Interface dataset entries

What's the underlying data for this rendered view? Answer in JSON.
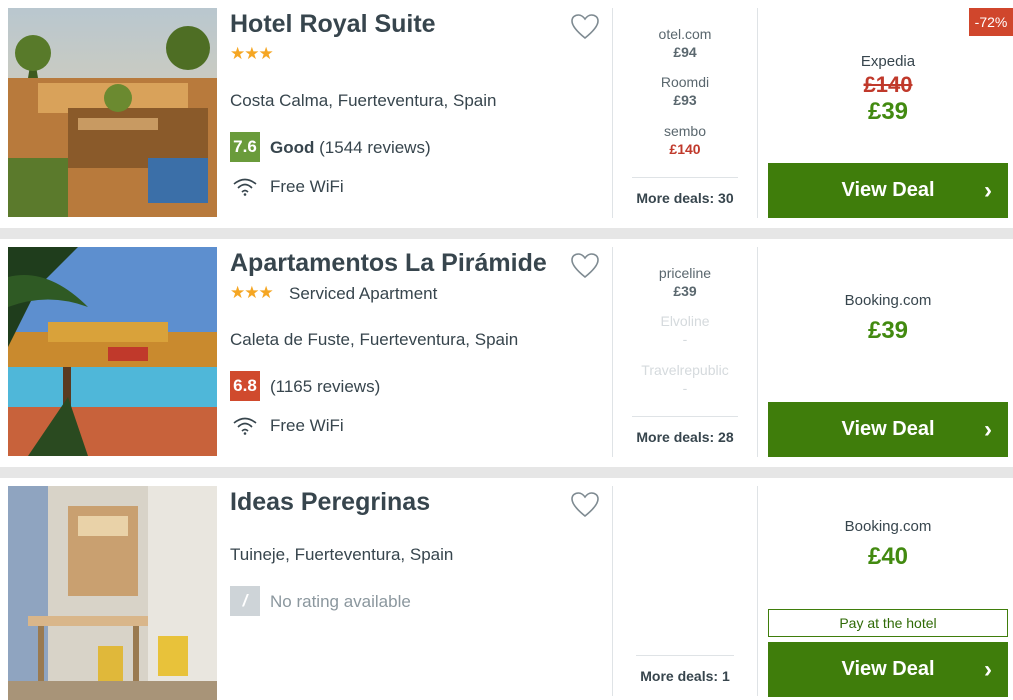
{
  "hotels": [
    {
      "name": "Hotel Royal Suite",
      "stars": "★★★",
      "location": "Costa Calma, Fuerteventura, Spain",
      "rating_score": "7.6",
      "rating_word": "Good",
      "rating_reviews": "(1544 reviews)",
      "amenity": "Free WiFi",
      "deals": [
        {
          "provider": "otel.com",
          "price": "£94"
        },
        {
          "provider": "Roomdi",
          "price": "£93"
        },
        {
          "provider": "sembo",
          "price": "£140"
        }
      ],
      "more_deals": "More deals: 30",
      "main_provider": "Expedia",
      "old_price": "£140",
      "price": "£39",
      "discount": "-72%",
      "button_label": "View Deal",
      "button_chevron": "›"
    },
    {
      "name": "Apartamentos La Pirámide",
      "stars": "★★★",
      "stars_type": "Serviced Apartment",
      "location": "Caleta de Fuste, Fuerteventura, Spain",
      "rating_score": "6.8",
      "rating_reviews": "(1165 reviews)",
      "amenity": "Free WiFi",
      "deals": [
        {
          "provider": "priceline",
          "price": "£39"
        },
        {
          "provider": "Elvoline",
          "price": "-"
        },
        {
          "provider": "Travelrepublic",
          "price": "-"
        }
      ],
      "more_deals": "More deals: 28",
      "main_provider": "Booking.com",
      "price": "£39",
      "button_label": "View Deal",
      "button_chevron": "›"
    },
    {
      "name": "Ideas Peregrinas",
      "location": "Tuineje, Fuerteventura, Spain",
      "rating_score": "/",
      "rating_text": "No rating available",
      "more_deals": "More deals: 1",
      "main_provider": "Booking.com",
      "price": "£40",
      "pay_at_hotel": "Pay at the hotel",
      "button_label": "View Deal",
      "button_chevron": "›"
    }
  ],
  "colors": {
    "rating_good": "#6a9b3b",
    "rating_poor": "#d04a2d",
    "button": "#3f7d0b",
    "price": "#428a10",
    "stars": "#f5a623"
  }
}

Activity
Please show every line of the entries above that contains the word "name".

Expected output
      "name": "Hotel Royal Suite",
      "name": "Apartamentos La Pirámide",
      "name": "Ideas Peregrinas",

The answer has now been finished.